The term "deEss" or "de-ess" refers to editing an audio recording - usually of a voice - when the "S" (and sometimes "sh" and "th," etc.) sounds (technically called "sibilance") seem much too loud in relation to to rest of the vocal. It involves trying to reduce the volume or energy of JUST the S sound while leaving the rest of the vocal alone.
There is a specific kind of audio editing tool for this, called a "DeEsser." See my article How to Fix SSS-Sibilance in Your Audio With Sound Editing Software for the basics on sibilance and deEssers.
The way these work is that a compressor is set to only respond when certain frequencies are detected. Usually these are between 4 KHz and 8 KHz. When they ARE detected, the compressor kicks in and reduces the level of the those frequencies by a certain amount but only above a certain level. Basically it's just a frequency-specific compressor.
But there are other ways to tame those sibilant sounds. Below is a post from Audio Geek Zine with some ideas on several different ways to do it. This article is extra cool since it uses Reaper for the examples. Our course, The Newbies Guide To Audio Recording Awesomeness 2: Pro Recording With Reaper, shows you how to use Reaper to record and produce professional audio projects. I used Reaper in that course because that is my go-to recording software. The concepts taught, however, are certainly just as applicable to any other recording program.
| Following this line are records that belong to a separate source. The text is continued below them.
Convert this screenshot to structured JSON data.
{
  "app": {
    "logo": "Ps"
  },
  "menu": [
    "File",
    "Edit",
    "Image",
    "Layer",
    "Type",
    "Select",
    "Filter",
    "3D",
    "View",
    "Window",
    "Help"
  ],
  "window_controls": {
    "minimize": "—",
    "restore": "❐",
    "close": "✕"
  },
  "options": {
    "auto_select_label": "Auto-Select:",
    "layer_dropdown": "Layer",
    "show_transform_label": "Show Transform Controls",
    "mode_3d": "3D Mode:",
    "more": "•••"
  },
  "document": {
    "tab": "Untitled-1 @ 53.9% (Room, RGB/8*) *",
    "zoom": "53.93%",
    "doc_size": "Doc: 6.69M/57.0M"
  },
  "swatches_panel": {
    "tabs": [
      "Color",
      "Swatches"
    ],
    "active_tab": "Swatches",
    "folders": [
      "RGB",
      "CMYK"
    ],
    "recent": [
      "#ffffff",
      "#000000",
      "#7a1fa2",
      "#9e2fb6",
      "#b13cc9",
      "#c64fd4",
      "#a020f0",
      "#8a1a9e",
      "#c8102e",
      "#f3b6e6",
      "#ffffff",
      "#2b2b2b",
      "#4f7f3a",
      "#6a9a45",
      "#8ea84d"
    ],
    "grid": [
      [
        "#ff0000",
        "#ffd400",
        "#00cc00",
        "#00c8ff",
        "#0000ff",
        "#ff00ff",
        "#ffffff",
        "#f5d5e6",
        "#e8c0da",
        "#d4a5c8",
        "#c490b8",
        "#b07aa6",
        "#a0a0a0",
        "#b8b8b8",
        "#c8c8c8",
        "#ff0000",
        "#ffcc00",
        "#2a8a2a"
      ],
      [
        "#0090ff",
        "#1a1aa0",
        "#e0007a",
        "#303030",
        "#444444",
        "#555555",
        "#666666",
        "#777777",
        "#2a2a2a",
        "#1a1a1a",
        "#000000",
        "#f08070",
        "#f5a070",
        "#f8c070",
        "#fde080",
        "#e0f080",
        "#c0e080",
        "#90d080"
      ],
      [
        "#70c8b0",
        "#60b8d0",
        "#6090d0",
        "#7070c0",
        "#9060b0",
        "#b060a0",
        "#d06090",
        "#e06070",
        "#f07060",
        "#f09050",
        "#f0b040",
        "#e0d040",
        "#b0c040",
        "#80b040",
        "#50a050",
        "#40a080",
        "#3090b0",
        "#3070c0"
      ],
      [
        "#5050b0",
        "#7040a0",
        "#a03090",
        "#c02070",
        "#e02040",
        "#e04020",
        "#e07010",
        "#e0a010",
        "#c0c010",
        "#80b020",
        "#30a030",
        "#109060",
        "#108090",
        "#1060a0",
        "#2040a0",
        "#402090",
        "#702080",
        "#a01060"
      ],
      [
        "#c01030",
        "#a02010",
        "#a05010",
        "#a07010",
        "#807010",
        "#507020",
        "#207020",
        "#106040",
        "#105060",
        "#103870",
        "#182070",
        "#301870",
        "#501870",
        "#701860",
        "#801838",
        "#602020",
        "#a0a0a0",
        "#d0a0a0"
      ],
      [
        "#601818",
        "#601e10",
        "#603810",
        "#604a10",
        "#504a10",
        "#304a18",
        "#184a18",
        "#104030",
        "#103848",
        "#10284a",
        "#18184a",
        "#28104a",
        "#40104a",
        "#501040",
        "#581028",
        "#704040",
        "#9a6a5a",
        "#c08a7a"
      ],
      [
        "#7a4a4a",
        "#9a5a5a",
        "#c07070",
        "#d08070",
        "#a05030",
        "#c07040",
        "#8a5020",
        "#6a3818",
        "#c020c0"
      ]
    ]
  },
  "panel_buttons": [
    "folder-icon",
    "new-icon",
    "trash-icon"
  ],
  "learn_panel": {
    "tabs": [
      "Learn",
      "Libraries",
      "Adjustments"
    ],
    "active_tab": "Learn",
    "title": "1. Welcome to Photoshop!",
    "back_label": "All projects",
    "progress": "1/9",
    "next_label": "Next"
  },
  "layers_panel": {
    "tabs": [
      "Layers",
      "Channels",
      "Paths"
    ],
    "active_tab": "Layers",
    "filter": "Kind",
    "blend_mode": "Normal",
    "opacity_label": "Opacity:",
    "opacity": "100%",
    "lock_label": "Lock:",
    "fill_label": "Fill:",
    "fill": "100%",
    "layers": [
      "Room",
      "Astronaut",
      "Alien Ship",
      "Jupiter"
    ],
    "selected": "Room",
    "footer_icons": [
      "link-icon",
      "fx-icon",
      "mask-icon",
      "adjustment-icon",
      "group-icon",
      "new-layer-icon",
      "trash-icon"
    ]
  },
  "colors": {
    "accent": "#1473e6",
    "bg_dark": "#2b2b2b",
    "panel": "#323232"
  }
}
Anyway, I digress. The article I mentioned about different ways to de-ess (deEss, whatever) a vocal is here: